He said: “I don’t want financial help, I just want to be able to use this land opposite until the work on the Metro is done and the contractors are off the site, which I have been told could be two or three years.
“The council has told me that this land is not suitable for horses, but I know that it is – I used it for years previously.
"They should be supporting small businesses like us, instead they are running my business into the ground.”
Mr Lamb opened the stables in 1987 and previously ran a riding school, but says he now faces a battle to survive.
He added: “I have not asked for a penny off the council, the only money I have ever had from them was the Government support grants during Covid.
“It feels like the council is using this opportunity to crush my business and get me out.”
He added: “For a caring local authority and a body like Nexus to turn their backs on a local business which has been built up for many years is sad. There is obviously a need for the business or we would not have survived this long.”
Metro operator Nexus said it hoped to have its contractors off the land by spring 2023, though Mr Lamb believes it would take another couple of years before it has recovered sufficiently to graze horses there again.
A Gateshead Council spokesperson said: “Mr Lamb has made contact with Gateshead Council regarding leasing an area of land near to his stables while works to Metro Flow are completed.
"The land in question forms part of the nature conservation site (Wardley Manor Local Wildlife Site) and is located within a strategic Wildlife Corridor. Gateshead Council actively manages this area for its botanical, invertebrate and ground nesting bird interest; the field is one of only a few sites in east Gateshead to support breeding skylarks.
“The Natural Environment and Rural Communities Act 2006 (as amended) places a duty on public bodies to have regard to the conservation and enhancement of biodiversity. Grazing with horses on this land, as proposed by Mr Lamb, is considered to be incompatible with the Council’s conservation priorities for the field and the wider Wardley Manor Country Park site.

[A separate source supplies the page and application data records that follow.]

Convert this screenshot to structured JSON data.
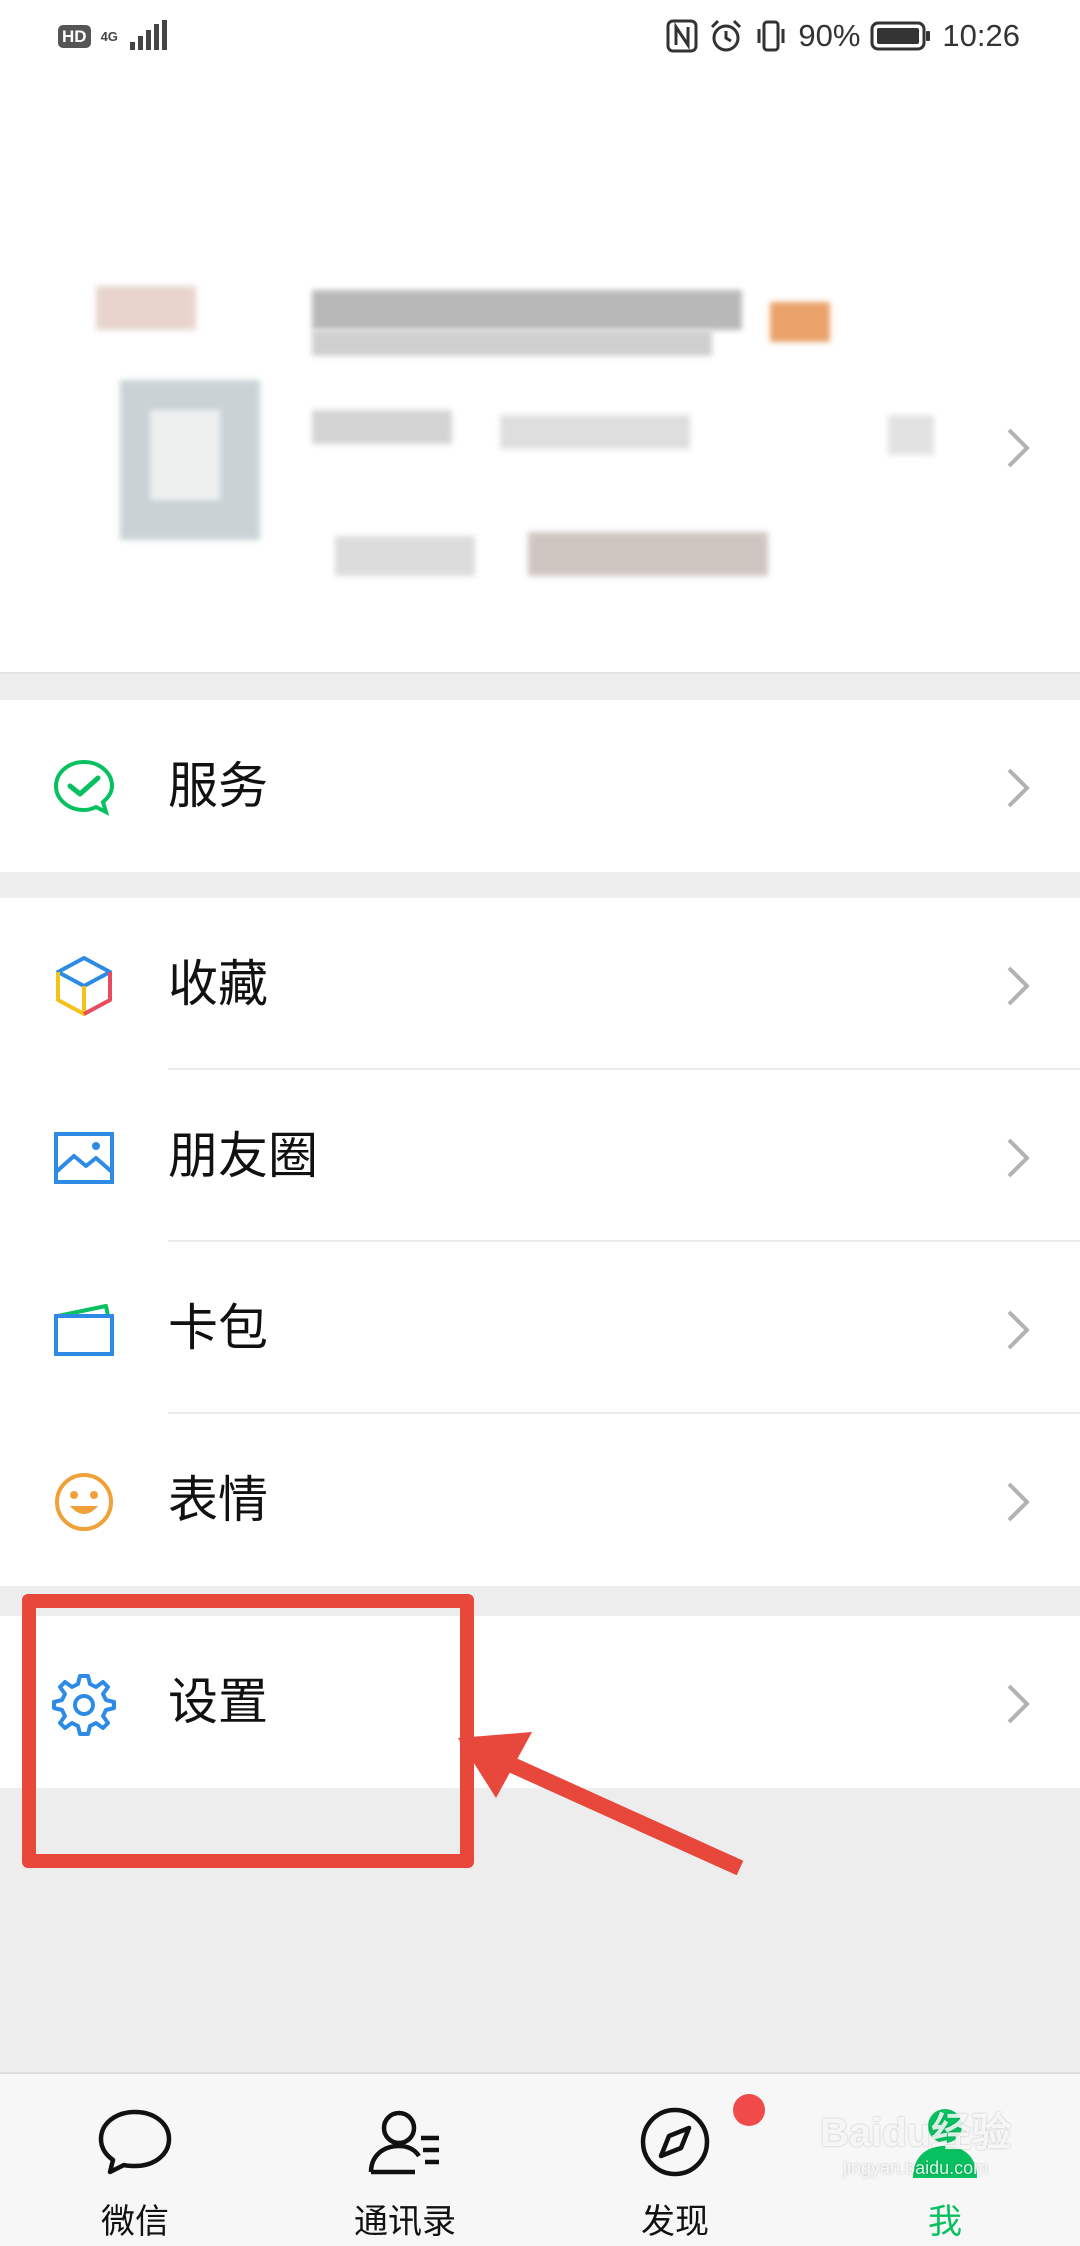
{
  "status_bar": {
    "hd": "HD",
    "network": "4G",
    "battery": "90%",
    "time": "10:26"
  },
  "menu": {
    "service": {
      "label": "服务",
      "icon": "wechat-pay-check-icon"
    },
    "favorites": {
      "label": "收藏",
      "icon": "cube-icon"
    },
    "moments": {
      "label": "朋友圈",
      "icon": "image-icon"
    },
    "cards": {
      "label": "卡包",
      "icon": "wallet-icon"
    },
    "stickers": {
      "label": "表情",
      "icon": "smiley-icon"
    },
    "settings": {
      "label": "设置",
      "icon": "gear-icon"
    }
  },
  "tabs": [
    {
      "label": "微信",
      "icon": "chat-bubble-icon",
      "active": false
    },
    {
      "label": "通讯录",
      "icon": "contacts-icon",
      "active": false
    },
    {
      "label": "发现",
      "icon": "compass-icon",
      "active": false,
      "badge": true
    },
    {
      "label": "我",
      "icon": "person-icon",
      "active": true
    }
  ],
  "watermark": {
    "brand": "Baidu经验",
    "url": "jingyan.baidu.com"
  },
  "colors": {
    "accent_green": "#07c160",
    "annotation_red": "#e8473c",
    "badge_red": "#f04a4a",
    "background": "#ededed"
  }
}
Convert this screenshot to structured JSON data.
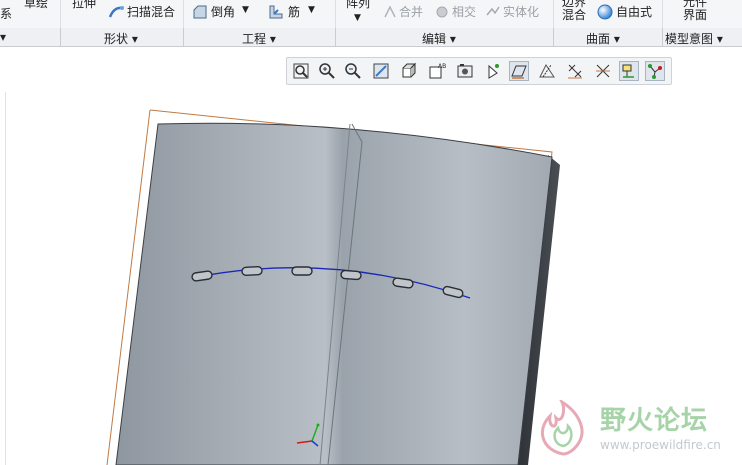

“Following the recent completion of fencing repair works, the field will again be grazed this autumn/winter by a mix of rare breed sheep and cattle.”